Thirty minutes later he was notified that the helicopter was heading their way. It would still be another 20 minutes getting to them. Would they be able to move the girl, or should they go on to something else? He looked at the vital signs, and at the work he had done already.
“Tell them to come on. We’ll have her ready for them.”
The next 20 minutes were nonetheless filled with activity for him. He remained totally calm and focused. One thing at a time. Push everything else out, and focus on one thing. Yet still he knew that as a background to each and every decision, each and every move he made there was a praying voice in his head.
They passed the little girl to the trauma crew on the helicopter, still in critical condition, but with every chance of surviving the flight to the hospital. He had every reason to hope that with good care she would make it.
He talked with the girl’s parents and sent them on to the city, then he settled in to make notes on the chart. He was amazed as he looked at the list of things that he and his team had done in less than an hour. He was more amazed that they had not declared the girl dead some time ago, and that his conversation with the parents had not been to pass on the bad news, but now to give a message of hope.
Nurse Williams stopped him as he put down the chart. “Doctor?”
“Yes?” She never stopped him unless she had something medical to talk about.
“Were you praying as you worked on that girl?”
“Was I?” He paused. Then he remembered. He must have said something aloud. “Yes, I suppose I was.”
“Do you really think God might help that little girl?”
“It seems to me that he has.”
“There was nothing miraculous in there, Doctor. There was a hell of a lot of good medical care. If you hadn’t been here, that little girl would be dead. She needed you more than God!”
“It seems to me that she needed both. It was God that arranged for me to be here. He provided me with parents who taught me to serve, so that I would choose to return to my small hometown.”
“But your father is an atheist! Just this Christmas he sued the city to remove a nativity display from the grounds at city hall!”
“Yes, and I arranged to have the display put in front of our church. He still taught me to serve. He arranged to have people donate the money for the equipment that we used. He arranged for that ambulance to be right near the scene to bring the little girl here. He arranged for me to be at home, just a two block jog to the E.R.”

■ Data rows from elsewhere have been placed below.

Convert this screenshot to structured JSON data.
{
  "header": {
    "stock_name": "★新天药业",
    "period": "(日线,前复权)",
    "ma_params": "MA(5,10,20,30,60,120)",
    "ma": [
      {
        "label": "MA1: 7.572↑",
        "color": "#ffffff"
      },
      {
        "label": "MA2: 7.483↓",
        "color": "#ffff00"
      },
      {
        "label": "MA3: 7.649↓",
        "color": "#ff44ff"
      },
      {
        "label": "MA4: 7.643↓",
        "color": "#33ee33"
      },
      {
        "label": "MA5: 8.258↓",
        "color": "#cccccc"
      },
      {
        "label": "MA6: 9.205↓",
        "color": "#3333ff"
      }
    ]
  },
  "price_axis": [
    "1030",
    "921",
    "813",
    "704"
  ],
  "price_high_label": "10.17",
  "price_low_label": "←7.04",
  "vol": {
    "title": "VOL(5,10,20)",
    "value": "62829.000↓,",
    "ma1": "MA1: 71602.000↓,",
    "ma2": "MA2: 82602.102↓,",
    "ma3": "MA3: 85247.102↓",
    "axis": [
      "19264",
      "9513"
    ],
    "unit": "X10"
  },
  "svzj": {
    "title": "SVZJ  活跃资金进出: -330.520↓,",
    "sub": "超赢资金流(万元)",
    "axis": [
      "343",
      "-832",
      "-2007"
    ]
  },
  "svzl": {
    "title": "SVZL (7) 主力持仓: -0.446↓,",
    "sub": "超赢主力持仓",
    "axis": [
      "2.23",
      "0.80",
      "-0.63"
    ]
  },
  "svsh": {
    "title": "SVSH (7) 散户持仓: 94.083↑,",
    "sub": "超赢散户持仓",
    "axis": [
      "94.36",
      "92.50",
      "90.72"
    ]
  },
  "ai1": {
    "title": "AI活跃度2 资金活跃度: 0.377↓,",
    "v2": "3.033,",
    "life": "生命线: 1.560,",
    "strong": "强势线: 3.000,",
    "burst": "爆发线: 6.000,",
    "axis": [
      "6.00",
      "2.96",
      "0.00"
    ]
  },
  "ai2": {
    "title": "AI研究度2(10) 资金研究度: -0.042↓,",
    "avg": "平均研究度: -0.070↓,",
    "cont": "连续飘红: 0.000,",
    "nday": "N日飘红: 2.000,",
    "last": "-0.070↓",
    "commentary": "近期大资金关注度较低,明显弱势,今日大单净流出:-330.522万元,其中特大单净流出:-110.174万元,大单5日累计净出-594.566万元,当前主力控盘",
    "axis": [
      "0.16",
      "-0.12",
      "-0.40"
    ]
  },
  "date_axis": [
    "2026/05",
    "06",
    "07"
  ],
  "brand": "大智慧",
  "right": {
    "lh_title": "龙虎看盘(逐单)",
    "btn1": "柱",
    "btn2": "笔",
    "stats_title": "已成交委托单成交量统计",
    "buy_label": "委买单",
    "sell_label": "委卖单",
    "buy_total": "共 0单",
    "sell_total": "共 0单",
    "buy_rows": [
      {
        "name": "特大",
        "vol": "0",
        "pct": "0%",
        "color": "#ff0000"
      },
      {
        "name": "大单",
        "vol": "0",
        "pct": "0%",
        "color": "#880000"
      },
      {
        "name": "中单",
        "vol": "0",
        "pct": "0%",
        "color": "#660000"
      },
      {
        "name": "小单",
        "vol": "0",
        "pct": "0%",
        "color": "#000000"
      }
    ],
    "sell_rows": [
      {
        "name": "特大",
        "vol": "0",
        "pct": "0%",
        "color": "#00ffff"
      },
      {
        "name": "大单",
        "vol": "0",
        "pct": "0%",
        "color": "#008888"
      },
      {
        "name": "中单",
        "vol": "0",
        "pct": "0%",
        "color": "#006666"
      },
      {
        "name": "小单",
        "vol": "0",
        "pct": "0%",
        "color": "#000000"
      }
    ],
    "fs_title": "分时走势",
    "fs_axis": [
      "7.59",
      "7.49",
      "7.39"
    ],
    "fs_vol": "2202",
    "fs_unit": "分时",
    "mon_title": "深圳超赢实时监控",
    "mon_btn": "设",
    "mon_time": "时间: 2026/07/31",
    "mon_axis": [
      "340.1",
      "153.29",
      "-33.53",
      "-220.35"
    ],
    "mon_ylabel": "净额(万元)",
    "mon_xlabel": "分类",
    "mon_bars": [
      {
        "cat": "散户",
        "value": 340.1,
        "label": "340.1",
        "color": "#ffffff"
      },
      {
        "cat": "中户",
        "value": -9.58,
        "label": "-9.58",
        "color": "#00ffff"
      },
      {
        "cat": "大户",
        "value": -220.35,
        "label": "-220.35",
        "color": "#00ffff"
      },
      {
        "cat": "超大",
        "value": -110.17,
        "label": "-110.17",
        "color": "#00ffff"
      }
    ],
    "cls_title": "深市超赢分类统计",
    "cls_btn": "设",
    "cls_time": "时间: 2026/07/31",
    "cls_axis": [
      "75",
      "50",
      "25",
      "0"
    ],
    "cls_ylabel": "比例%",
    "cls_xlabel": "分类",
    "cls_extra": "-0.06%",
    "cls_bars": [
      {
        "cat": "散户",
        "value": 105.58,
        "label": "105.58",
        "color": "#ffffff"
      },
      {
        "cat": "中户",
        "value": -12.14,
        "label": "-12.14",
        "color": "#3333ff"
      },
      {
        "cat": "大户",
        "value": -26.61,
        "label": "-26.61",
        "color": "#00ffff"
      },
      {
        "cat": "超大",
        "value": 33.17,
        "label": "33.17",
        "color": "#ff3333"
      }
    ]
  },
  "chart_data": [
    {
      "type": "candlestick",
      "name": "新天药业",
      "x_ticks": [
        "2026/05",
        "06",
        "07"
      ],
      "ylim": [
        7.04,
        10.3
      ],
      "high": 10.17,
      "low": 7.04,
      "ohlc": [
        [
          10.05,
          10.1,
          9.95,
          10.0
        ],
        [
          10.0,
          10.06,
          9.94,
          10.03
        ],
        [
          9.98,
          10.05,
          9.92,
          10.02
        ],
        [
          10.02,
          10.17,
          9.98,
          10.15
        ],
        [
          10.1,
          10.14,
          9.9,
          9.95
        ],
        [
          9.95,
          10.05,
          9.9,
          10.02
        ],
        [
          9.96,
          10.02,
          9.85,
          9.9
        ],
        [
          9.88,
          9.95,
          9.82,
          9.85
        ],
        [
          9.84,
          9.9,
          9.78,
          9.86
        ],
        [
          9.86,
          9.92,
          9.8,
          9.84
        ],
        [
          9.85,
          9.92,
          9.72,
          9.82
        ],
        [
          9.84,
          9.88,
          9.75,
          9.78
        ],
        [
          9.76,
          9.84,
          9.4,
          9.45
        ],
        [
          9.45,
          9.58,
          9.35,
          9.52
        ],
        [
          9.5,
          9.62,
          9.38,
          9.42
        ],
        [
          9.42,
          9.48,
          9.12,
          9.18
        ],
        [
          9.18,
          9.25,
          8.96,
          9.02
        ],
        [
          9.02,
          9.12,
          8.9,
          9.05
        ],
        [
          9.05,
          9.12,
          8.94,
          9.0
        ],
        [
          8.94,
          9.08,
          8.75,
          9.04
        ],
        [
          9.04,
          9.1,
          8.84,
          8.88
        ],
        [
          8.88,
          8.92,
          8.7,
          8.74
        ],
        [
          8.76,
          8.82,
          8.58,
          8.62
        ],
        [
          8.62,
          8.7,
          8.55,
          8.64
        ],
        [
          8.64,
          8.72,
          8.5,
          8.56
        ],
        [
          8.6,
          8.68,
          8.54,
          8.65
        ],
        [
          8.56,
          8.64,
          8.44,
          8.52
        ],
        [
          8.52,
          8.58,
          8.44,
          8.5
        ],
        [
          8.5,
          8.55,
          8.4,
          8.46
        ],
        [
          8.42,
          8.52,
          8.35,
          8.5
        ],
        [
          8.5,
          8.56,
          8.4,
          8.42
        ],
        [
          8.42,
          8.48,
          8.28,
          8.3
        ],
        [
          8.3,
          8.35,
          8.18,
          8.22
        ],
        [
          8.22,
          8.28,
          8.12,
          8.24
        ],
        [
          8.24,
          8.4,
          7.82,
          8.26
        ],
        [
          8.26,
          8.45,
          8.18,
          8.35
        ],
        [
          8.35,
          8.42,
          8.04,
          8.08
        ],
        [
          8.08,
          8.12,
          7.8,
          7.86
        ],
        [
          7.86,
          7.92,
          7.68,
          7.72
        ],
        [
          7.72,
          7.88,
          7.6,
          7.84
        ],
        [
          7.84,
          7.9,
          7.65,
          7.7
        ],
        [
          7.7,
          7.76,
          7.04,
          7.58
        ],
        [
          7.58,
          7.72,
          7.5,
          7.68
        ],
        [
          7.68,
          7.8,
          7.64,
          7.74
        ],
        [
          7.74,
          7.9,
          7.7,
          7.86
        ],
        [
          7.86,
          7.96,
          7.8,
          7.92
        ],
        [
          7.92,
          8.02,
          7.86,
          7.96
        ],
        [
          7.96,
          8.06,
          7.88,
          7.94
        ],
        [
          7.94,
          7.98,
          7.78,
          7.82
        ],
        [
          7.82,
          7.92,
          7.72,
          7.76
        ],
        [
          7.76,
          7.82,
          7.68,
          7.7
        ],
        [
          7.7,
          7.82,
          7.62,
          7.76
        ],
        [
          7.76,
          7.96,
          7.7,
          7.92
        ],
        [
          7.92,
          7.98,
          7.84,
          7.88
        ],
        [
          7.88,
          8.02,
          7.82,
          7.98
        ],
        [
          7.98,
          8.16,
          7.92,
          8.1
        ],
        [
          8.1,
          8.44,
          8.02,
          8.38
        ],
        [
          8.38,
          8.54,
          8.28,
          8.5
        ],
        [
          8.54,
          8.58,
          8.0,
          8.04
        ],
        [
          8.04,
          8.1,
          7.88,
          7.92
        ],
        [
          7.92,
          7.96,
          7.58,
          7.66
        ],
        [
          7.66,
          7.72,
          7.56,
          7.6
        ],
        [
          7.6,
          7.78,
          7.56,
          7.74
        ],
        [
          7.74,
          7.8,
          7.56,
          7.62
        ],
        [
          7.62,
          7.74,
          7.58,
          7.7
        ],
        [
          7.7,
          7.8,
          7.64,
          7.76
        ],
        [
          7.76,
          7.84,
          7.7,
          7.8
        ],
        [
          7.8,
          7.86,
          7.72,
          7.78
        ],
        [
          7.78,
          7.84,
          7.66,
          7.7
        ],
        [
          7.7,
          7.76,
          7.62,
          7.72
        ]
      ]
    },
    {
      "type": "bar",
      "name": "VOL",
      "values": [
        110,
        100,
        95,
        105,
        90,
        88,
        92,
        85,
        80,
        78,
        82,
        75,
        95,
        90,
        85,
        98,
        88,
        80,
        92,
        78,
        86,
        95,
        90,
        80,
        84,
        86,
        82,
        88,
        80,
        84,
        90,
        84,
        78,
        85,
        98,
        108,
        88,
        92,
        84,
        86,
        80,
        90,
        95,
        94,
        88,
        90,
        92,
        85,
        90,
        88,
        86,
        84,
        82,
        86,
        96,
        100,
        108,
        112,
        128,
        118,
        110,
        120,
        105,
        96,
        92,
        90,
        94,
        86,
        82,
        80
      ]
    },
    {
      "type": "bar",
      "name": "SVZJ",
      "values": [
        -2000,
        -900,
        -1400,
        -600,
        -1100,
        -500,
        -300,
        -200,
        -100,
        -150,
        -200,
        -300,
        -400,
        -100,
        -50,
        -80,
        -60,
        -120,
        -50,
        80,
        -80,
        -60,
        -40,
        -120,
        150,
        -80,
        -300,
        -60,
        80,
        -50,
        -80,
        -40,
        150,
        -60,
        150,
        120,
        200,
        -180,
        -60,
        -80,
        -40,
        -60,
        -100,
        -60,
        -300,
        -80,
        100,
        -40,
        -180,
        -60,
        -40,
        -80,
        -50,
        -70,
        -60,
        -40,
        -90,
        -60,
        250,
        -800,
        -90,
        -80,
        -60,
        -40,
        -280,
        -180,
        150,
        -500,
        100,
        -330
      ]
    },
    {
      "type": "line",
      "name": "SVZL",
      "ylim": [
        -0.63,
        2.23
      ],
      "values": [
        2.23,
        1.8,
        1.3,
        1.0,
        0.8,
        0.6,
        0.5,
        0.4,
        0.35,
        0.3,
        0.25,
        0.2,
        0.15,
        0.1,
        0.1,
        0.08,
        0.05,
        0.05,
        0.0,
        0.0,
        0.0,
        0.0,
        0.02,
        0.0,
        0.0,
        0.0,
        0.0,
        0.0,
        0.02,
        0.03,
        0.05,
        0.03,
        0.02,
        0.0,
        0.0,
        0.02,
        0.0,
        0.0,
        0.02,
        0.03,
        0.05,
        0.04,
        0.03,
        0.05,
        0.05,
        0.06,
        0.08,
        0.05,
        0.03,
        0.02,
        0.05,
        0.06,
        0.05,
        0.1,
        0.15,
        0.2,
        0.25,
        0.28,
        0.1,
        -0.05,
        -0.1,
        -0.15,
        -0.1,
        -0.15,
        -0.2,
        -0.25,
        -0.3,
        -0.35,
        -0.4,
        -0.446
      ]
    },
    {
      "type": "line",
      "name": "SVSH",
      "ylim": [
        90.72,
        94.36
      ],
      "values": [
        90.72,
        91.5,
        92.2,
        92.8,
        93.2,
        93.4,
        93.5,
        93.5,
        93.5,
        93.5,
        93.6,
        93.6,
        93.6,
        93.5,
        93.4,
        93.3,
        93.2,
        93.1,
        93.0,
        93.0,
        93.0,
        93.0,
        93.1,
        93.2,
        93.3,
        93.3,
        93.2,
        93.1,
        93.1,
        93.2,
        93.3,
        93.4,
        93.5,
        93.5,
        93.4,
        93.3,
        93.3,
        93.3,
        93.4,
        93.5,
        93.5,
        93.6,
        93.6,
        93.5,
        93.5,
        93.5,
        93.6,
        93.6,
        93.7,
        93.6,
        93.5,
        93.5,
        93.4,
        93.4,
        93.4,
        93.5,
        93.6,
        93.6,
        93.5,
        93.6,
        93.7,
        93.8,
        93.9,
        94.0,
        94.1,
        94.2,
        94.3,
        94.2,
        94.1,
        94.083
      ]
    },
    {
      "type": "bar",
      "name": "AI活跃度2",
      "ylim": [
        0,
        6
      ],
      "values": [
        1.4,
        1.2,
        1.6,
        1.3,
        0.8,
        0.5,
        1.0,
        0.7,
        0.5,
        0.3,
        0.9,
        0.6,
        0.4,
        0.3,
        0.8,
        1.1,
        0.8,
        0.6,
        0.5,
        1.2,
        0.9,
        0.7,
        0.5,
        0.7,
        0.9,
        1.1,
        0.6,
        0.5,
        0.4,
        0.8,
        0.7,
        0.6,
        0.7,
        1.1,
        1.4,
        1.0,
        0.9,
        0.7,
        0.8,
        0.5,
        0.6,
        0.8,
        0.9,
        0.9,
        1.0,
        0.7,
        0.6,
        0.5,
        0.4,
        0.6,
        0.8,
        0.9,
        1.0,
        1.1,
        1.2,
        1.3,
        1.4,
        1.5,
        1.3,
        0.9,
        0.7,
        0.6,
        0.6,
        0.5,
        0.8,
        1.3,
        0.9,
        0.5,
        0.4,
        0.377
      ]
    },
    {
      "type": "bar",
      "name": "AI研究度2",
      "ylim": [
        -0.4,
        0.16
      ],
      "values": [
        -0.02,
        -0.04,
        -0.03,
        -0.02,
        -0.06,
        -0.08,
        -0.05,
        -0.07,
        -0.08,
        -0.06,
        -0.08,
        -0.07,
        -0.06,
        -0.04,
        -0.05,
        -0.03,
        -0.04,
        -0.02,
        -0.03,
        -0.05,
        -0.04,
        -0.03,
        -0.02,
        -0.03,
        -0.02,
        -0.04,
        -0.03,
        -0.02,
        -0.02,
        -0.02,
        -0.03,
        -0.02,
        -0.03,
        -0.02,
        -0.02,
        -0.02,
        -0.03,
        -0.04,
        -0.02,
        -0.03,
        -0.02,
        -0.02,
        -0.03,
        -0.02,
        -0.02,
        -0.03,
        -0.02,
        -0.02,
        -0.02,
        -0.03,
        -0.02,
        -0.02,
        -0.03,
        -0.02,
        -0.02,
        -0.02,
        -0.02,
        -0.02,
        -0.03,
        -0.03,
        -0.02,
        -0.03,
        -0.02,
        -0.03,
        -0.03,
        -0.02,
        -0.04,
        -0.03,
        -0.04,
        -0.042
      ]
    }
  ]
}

“But none of that is miraculous. It’s all natural!”
“Yes, natural. And yet,” he said, looking out the window, “that little girl is alive.”
As he walked out the door to the ER he saw the sun just peeking over the tops of the trees. About this moment, his pastor would be concluding the sunrise service. He hoped someone had volunteered to replace him reading the scripture!
He would have said, “He is Risen!”
Along with the congregation, Philip McDermott said, “He is risen indeed!”